Excerpts from an interface dataset:
-- Opening Marker --

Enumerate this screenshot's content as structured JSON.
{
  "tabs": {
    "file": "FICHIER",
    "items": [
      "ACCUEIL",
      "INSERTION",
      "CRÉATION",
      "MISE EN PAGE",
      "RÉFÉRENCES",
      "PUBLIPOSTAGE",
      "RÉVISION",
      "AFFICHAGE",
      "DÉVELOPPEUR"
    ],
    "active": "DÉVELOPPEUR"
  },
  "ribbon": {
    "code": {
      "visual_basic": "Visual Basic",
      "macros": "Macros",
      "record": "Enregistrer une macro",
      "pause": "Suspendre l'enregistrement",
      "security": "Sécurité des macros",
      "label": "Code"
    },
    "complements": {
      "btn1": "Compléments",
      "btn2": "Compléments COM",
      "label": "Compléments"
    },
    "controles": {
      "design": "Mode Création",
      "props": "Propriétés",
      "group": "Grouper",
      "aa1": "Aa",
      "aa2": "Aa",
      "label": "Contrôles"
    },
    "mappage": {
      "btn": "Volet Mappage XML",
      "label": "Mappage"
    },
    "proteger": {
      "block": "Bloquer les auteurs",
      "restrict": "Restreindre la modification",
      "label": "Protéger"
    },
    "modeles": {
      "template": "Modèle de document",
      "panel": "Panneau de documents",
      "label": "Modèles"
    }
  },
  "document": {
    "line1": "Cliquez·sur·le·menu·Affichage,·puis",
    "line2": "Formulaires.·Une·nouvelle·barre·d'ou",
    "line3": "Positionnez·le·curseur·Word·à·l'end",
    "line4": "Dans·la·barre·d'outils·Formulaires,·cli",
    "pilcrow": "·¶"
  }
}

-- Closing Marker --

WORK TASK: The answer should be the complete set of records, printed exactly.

YOUR RESPONSE:
Enumerate this screenshot's content as structured JSON.
{
  "tabs": {
    "file": "FICHIER",
    "items": [
      "ACCUEIL",
      "INSERTION",
      "CRÉATION",
      "MISE EN PAGE",
      "RÉFÉRENCES",
      "PUBLIPOSTAGE",
      "RÉVISION",
      "AFFICHAGE",
      "DÉVELOPPEUR"
    ],
    "active": "DÉVELOPPEUR"
  },
  "ribbon": {
    "code": {
      "visual_basic": "Visual Basic",
      "macros": "Macros",
      "record": "Enregistrer une macro",
      "pause": "Suspendre l'enregistrement",
      "security": "Sécurité des macros",
      "label": "Code"
    },
    "complements": {
      "btn1": "Compléments",
      "btn2": "Compléments COM",
      "label": "Compléments"
    },
    "controles": {
      "design": "Mode Création",
      "props": "Propriétés",
      "group": "Grouper",
      "aa1": "Aa",
      "aa2": "Aa",
      "label": "Contrôles"
    },
    "mappage": {
      "btn": "Volet Mappage XML",
      "label": "Mappage"
    },
    "proteger": {
      "block": "Bloquer les auteurs",
      "restrict": "Restreindre la modification",
      "label": "Protéger"
    },
    "modeles": {
      "template": "Modèle de document",
      "panel": "Panneau de documents",
      "label": "Modèles"
    }
  },
  "document": {
    "line1": "Cliquez·sur·le·menu·Affichage,·puis",
    "line2": "Formulaires.·Une·nouvelle·barre·d'ou",
    "line3": "Positionnez·le·curseur·Word·à·l'end",
    "line4": "Dans·la·barre·d'outils·Formulaires,·cli",
    "pilcrow": "·¶"
  }
}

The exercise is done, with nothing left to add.